Coca-Cola describes report about Irish dairy plant as ‘speculative’

US drinks company said to be considering setting up a dairy operation in Cork

 Coca-Cola has launched its own brand of milk, Fairlife, in the US

Coca-Cola has launched its own brand of milk, Fairlife, in the US


Drinks giant Coca-Cola has described as “speculative” a report that it is considering setting up a dairy processing plant in Co Cork.

According to a report in The Irish Farmers Journal, the US company has held a number of meetings with dairy industry officials here to scope out the possibility of establishing its own operation.

Coca-Cola has been diversifying away from sugary drinks in a bid to tap into a growing consumer preference for healthier beverages.

In the US, where milk sales have fallen significantly in the past decade and where more than half of adults do not drink milk at all, Coca-Cola has launched its own brand of milk, Fairlife.

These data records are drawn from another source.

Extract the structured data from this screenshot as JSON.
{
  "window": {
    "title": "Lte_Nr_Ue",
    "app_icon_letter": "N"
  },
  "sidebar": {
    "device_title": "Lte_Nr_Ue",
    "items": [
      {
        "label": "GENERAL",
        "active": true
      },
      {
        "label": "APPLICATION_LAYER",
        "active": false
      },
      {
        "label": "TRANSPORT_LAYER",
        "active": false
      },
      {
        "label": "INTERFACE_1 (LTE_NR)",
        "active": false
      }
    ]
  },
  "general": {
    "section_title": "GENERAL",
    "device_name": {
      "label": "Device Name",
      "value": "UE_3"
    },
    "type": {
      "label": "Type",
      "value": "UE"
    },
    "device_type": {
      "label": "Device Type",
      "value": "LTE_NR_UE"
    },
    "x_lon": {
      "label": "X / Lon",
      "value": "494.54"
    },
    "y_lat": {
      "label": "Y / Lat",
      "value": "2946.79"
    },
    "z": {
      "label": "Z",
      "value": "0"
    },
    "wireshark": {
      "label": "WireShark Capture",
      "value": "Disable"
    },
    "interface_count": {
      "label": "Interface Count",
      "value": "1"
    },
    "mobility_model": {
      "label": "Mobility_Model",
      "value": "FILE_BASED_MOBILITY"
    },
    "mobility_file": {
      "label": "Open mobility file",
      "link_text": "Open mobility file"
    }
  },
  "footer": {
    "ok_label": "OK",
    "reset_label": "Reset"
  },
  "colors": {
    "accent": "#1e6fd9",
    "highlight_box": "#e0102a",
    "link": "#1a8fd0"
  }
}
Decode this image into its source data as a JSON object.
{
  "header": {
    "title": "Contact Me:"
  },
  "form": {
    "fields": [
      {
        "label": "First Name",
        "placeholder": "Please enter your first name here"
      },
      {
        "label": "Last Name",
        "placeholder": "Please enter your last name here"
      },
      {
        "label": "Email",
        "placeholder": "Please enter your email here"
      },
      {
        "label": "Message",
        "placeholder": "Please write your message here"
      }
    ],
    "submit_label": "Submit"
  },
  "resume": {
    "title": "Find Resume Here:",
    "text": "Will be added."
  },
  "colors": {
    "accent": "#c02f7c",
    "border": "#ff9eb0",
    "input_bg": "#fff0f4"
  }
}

The joint venture with US dairy farmers uses a special filtering process which allows sugar content to be reduced significantly or various nutrient contents to be enhanced. It sells it as a premium product for twice the price of normal milk.

The company recently spent €75 million on a new production plant for Fairlife milk in Ontario, Canada. There is speculation it might use an Irish plant to bring its Fairlife product to Europe, buying milk directly from Irish farmers.

In its report, the Irish Farmers Journal said Coca-Cola officials had visited food agency Teagasc’s research centre in Moorepark in Cork and the dairy processing technology centre at the University of Limerick.

“Today’s media reports regarding future investments in Ireland are purely speculative,” the company said in a statement.

Regular discussions

“As a long-standing and significant investor in Ireland, Coca-Cola has regular discussions with State agencies and partners to discuss different areas of our business, including our ongoing evolution to become a total beverage company.”

Commenting on the report, John Finn of the Irish Farmers’ Association said any development that could add value to fresh milk and grow the market has to be welcomed.

However, he said: “Farmers would have to think long and hard about making a direct supply commitment to a private milk purchaser in which, unlike their co-ops, they have neither a stake nor any control.”

The president of Irish Creamery Milk Suppliers Association, Pat McCormack, said that he thought that dairy farmers would be well disposed to the idea of Coca-Cola becoming involved in the sector.

He said that traditionally Irish milk suppliers worked through the medium of co-ops, and that was still considered the idea model, but he noted that anything that increased competition for farmers’ milk supplies and gave the farmers another option had to be welcomed.